There was, truly, the Polish language plastered everywhere. The television had Polish subtitles. The beer list was in Polish, Bud Light transcribed into Bud Light, but in Polish. The man behind the counter introduced himself as he walked in and said: You are here for your workers, no?
She said, Nice meeting you, André, are they the ones in the booth over there, by the wall?
—No silly shy girl they are here, at the bar with me, come now, calm down, take jacket off, take everything off and sit sit. Sit.
It had been true. They were stool sitting, relaxed, at the bar. Each one of them. Not that she knew “each one of them” but recognized their faces, vaguely their names. In order:
Gillian Daryl Tom Sharon (Shanon?) Clark Jack (or was it Jackie, she was never sure) Lauren B. Laurie B. Stacy Linda was not present.
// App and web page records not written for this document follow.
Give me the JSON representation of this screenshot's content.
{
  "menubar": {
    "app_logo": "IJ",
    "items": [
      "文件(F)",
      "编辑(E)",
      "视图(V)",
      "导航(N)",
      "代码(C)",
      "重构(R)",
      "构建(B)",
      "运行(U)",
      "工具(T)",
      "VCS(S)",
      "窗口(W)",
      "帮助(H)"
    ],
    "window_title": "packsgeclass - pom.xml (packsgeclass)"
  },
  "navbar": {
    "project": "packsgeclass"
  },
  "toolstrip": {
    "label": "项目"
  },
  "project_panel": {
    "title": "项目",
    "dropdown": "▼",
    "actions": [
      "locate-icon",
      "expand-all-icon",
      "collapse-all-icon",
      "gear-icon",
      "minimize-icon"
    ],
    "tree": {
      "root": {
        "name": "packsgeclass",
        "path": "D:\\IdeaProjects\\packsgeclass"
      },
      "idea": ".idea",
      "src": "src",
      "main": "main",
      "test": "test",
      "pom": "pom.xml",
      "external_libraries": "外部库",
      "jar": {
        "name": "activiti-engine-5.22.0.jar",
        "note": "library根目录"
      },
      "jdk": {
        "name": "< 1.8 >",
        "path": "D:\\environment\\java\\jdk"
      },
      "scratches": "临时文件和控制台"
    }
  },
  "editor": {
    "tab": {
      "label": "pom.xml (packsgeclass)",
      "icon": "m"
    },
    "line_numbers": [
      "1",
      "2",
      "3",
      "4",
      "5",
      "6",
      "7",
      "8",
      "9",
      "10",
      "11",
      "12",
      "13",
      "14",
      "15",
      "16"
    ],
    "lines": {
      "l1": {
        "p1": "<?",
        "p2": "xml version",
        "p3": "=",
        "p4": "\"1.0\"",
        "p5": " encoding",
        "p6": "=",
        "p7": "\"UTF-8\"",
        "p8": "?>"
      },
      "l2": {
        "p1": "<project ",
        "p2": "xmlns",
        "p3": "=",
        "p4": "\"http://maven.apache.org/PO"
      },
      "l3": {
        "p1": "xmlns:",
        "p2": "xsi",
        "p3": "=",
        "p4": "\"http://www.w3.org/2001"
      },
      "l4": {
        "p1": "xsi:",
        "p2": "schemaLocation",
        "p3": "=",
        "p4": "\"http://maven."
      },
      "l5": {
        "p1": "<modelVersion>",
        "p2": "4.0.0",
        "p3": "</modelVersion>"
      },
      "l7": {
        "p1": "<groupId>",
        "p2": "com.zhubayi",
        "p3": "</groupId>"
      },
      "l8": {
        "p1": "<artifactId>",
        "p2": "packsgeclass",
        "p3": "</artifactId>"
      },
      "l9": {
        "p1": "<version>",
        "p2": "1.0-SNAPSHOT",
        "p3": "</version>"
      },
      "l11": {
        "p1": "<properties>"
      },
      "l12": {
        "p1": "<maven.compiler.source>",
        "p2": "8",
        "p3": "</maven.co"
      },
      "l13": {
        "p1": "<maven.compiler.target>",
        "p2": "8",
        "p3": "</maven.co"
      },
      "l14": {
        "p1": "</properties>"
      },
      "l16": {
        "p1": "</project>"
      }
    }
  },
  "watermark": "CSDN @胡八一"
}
Linda was her boss. Linda was this in the mornings: She walks in, her pixie-cut black hair, eyeballs so large the whites barely frame pupils. Her head, huge head, resting on her neck like a queen, rising over a dress collar, rising over the rest of the heads in the room.
Linda was not there. Not present. Too busy? She tapped Gillian on the shoulder.
But her eyeballs, Linda’s, Emily thought of: of course, she’s busy, at home, busy, with her—did she have a husband, Emily had never bothered to ask—or was afraid to ask, of the answer, but— no, impossible, she must have had a boy—friend, the thought made her—she turned to Gillian, opened her mouth, parted those lipsticked flappers and before she could utter even a Hiya!:
—Get me the god fuck out of here. Gillian, Emily knew from the brief friendship she feigned with this particularly red-headed co-worker, was draining the company of its paper resources to write a play she called: Harry and Honey Go to the Theater, some self-referential satire about Theater and Plays which, as Gillian had told her in the lunch room, was about people paying for make-believe, as if they couldn’t act the part in front of their friends for free in the living rooms of their apartments.